## PROBLEM TO WORK ON
In the data beneath this task, how many lines contain "fixed"? Answer with the number only.

## EXCERPTED DATA
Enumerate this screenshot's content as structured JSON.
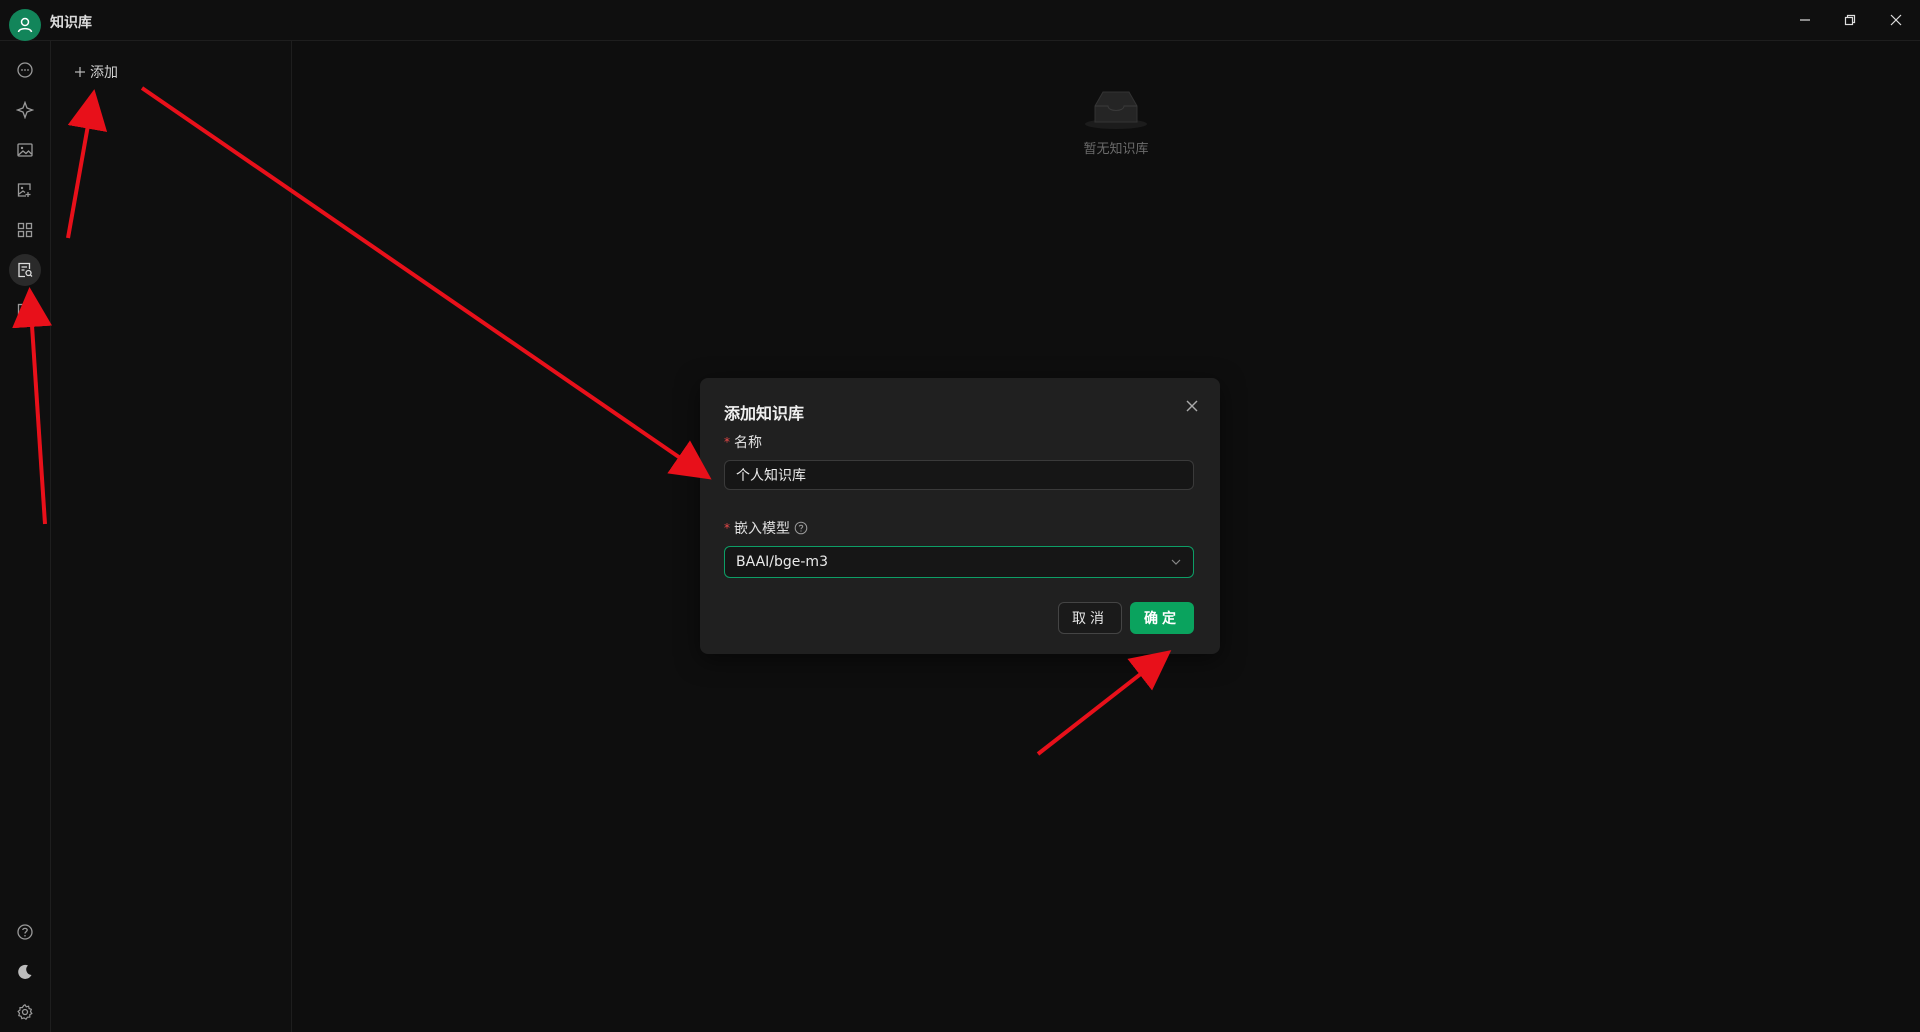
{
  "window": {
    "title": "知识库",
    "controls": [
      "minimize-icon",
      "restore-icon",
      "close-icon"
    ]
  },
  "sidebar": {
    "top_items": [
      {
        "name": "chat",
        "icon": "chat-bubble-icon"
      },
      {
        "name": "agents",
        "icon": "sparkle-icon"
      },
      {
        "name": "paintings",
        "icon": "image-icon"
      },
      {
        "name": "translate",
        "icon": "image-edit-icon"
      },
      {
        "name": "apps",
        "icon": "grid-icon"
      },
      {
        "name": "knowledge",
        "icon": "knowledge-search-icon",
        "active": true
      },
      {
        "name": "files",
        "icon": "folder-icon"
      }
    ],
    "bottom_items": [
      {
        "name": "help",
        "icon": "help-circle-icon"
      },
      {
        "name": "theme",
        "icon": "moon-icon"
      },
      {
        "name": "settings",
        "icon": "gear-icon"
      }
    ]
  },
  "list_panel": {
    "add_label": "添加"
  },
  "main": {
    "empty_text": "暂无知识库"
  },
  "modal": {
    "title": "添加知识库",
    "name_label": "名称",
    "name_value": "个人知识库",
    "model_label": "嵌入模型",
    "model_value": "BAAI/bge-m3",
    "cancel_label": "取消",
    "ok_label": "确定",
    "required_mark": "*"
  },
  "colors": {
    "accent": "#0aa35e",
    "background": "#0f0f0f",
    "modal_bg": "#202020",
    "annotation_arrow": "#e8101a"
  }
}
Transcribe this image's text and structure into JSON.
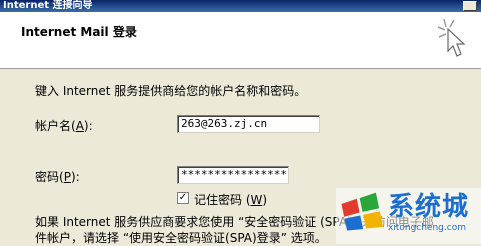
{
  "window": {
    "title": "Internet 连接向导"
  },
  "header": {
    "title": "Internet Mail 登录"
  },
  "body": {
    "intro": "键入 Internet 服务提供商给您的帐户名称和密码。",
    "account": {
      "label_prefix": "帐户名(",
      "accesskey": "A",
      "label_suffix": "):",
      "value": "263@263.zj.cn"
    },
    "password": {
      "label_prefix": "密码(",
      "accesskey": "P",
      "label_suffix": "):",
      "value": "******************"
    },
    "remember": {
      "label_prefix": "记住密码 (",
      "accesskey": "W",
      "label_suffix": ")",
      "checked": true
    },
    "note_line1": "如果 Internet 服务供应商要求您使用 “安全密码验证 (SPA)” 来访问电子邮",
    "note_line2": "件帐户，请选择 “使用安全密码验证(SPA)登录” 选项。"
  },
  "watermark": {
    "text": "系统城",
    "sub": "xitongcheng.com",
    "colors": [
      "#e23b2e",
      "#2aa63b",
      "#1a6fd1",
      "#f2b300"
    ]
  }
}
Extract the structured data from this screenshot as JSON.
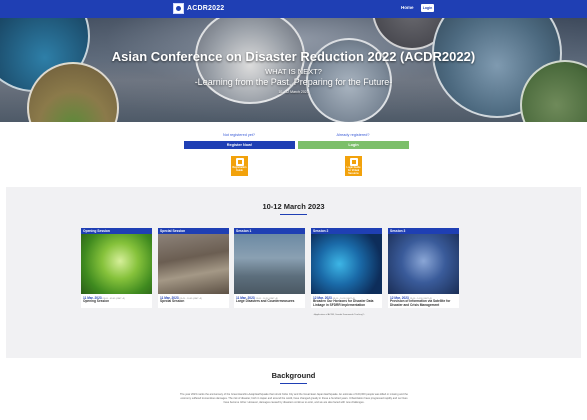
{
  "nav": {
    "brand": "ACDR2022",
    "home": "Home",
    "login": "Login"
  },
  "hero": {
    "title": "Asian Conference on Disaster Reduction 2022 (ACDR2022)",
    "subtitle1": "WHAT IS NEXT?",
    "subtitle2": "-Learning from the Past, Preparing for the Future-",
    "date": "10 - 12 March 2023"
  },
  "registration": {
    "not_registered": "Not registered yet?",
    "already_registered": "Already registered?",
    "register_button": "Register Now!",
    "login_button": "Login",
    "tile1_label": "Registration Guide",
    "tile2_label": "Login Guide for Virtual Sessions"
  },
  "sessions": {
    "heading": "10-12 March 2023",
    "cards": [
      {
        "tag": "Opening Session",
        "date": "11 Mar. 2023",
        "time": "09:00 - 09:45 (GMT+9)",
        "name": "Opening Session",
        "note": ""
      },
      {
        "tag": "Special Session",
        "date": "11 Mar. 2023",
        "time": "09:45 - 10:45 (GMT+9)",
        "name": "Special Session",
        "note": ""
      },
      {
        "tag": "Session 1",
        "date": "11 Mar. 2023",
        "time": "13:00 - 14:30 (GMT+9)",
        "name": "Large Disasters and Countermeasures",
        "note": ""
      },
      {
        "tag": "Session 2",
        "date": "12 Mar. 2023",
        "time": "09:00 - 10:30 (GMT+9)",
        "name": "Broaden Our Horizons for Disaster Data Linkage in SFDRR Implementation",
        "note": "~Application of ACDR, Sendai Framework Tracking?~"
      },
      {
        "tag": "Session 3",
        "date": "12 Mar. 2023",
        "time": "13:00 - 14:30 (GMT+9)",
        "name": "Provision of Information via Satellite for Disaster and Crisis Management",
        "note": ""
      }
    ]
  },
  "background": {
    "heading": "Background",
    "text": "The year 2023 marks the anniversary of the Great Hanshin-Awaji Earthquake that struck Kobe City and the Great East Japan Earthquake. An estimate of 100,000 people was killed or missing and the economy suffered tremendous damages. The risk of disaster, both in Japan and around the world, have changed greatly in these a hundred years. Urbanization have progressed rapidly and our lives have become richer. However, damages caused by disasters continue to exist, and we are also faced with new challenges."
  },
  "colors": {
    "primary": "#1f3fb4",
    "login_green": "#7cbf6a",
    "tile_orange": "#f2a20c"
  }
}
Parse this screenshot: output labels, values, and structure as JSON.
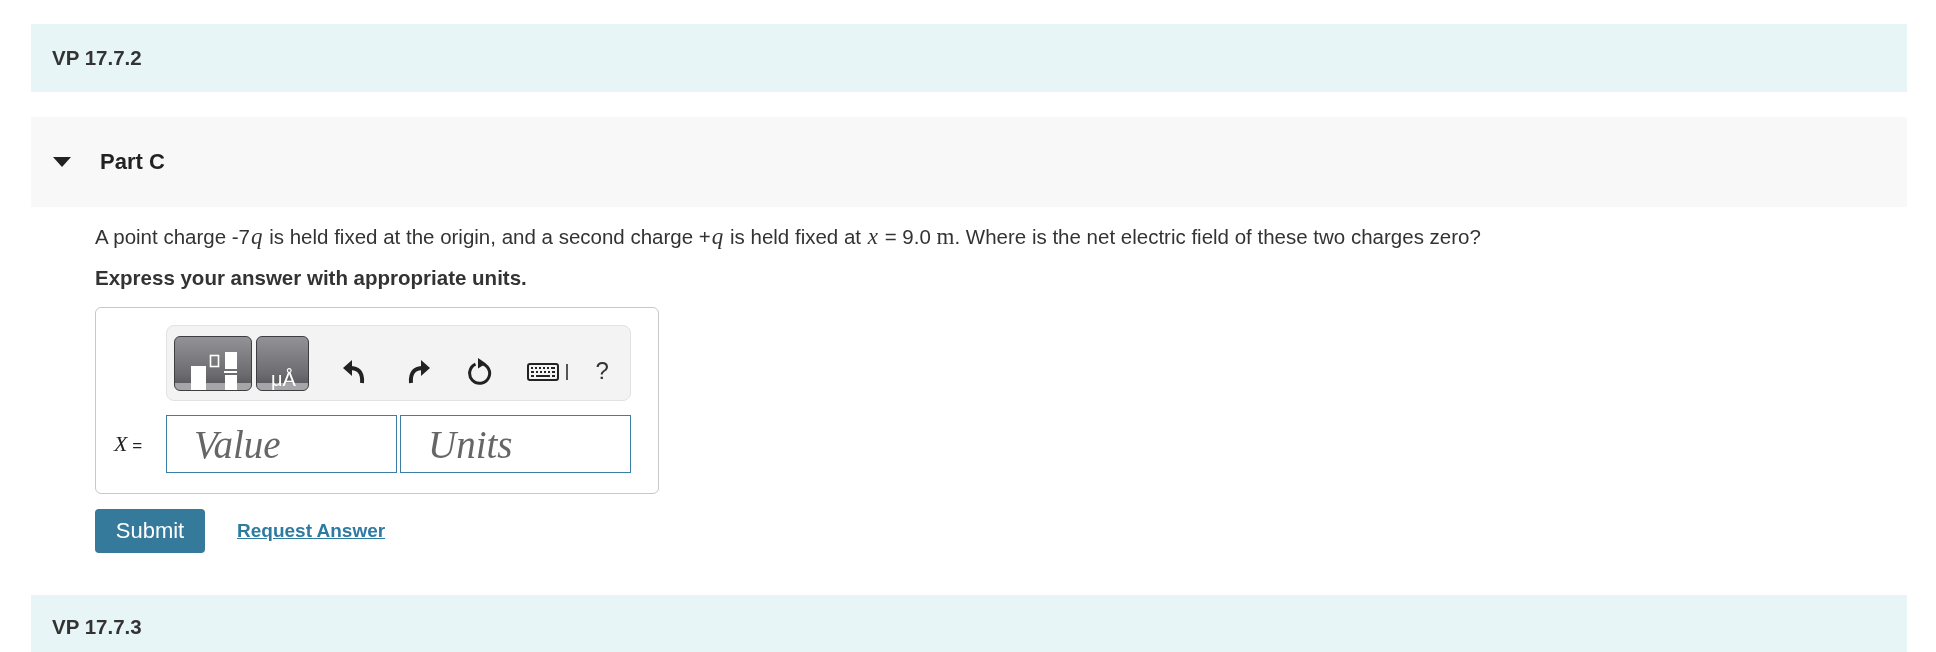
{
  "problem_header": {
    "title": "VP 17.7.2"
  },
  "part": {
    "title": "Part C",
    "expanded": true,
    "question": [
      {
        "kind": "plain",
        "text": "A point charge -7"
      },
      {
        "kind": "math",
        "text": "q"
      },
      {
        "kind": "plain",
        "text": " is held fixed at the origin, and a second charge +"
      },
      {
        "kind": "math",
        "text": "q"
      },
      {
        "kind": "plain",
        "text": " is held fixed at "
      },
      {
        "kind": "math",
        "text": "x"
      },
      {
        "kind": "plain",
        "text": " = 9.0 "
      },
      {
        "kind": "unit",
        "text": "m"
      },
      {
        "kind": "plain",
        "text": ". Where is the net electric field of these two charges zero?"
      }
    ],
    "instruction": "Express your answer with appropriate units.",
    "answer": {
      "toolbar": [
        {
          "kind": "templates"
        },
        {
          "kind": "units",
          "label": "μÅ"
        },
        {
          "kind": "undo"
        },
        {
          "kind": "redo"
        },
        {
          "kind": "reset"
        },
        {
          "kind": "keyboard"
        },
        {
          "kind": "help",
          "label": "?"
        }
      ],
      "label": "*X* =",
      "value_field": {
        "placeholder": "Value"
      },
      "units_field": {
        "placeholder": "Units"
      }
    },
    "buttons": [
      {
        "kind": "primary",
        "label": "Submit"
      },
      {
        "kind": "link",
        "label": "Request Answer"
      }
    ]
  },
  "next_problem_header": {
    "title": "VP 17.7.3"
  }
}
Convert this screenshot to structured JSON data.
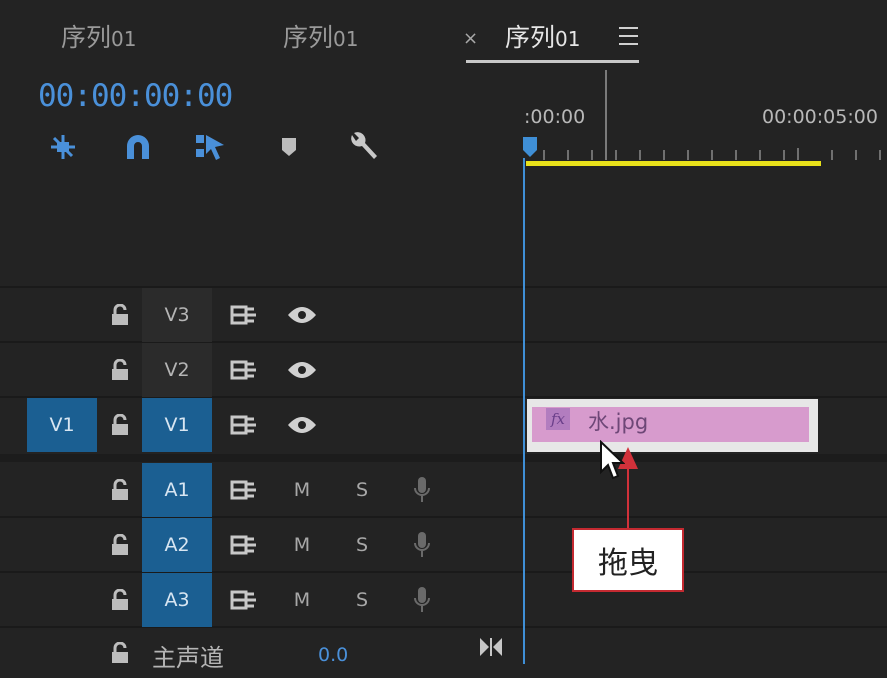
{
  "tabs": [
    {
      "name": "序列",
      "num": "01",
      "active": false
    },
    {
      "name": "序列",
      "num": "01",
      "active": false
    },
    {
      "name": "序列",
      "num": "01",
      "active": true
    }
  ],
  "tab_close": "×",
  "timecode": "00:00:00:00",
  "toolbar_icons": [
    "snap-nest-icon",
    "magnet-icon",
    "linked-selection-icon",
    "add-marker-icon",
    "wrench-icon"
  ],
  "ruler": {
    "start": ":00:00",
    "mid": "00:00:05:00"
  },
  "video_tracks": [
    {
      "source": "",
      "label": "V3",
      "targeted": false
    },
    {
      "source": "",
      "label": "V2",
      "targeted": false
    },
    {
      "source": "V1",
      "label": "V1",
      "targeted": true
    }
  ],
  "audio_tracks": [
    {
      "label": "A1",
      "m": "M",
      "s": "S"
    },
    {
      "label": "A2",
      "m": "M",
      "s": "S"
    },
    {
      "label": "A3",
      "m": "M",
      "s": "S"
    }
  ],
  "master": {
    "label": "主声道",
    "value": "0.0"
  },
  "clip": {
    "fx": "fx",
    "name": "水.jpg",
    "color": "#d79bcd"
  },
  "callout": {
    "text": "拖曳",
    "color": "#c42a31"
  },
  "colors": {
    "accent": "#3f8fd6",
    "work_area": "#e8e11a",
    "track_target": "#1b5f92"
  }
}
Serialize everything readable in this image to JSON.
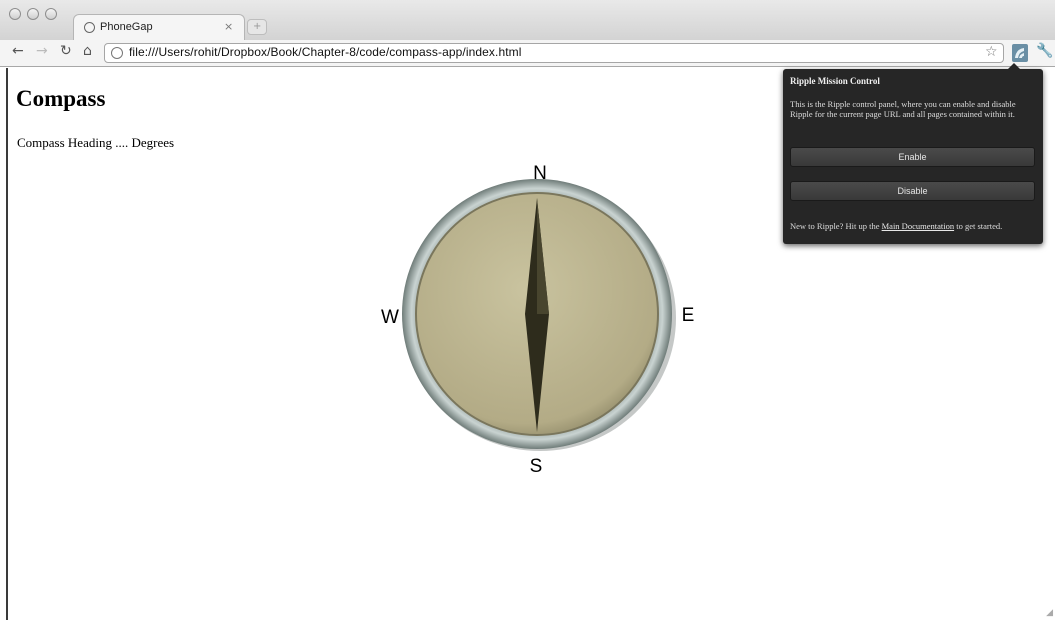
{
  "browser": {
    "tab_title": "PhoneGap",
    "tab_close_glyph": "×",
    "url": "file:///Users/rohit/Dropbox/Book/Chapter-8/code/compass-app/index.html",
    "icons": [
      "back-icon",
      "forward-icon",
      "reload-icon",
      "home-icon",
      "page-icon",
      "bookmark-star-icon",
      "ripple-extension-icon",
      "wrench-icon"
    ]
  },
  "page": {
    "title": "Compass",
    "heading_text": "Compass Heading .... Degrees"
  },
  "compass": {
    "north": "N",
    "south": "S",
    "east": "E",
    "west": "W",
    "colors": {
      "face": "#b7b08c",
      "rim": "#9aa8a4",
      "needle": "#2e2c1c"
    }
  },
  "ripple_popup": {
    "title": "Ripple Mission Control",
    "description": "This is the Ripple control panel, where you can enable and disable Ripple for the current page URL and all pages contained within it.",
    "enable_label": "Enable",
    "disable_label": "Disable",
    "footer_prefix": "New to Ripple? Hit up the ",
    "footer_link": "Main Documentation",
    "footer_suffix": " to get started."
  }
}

## EXERCISE SOLUTION
2